=== What you are asked to do ===
Wherever the word "flag" occurs in the lines below, copy the whole line.

=== Record set ===
***

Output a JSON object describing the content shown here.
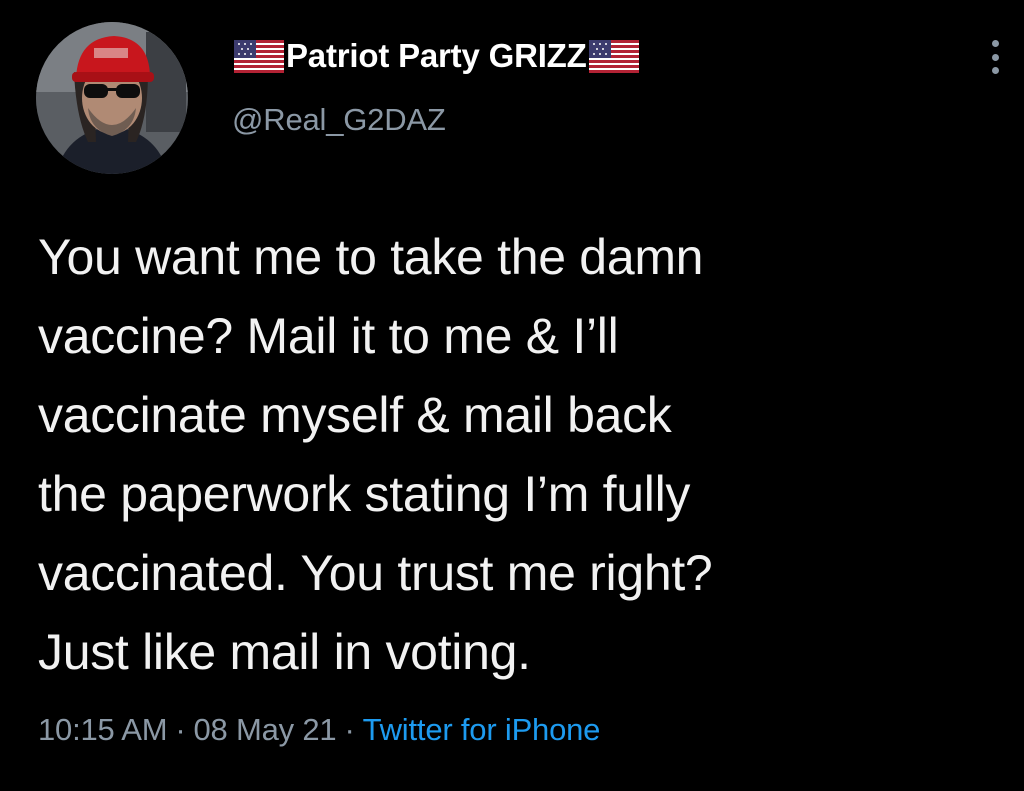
{
  "tweet": {
    "display_name": "Patriot Party GRIZZ",
    "handle": "@Real_G2DAZ",
    "text": "You want me to take the damn\nvaccine? Mail it to me & I’ll\nvaccinate myself & mail back\nthe paperwork stating I’m fully\nvaccinated. You trust me right?\nJust like mail in voting.",
    "time": "10:15 AM",
    "date": "08 May 21",
    "separator": "·",
    "source": "Twitter for iPhone"
  },
  "icons": {
    "flag_left": "us-flag-icon",
    "flag_right": "us-flag-icon",
    "more": "more-options-icon"
  },
  "colors": {
    "background": "#000000",
    "name": "#ffffff",
    "secondary": "#8b98a5",
    "link": "#1d9bf0"
  }
}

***

=== Exercise answer ===
    "flag_left": "us-flag-icon",
    "flag_right": "us-flag-icon",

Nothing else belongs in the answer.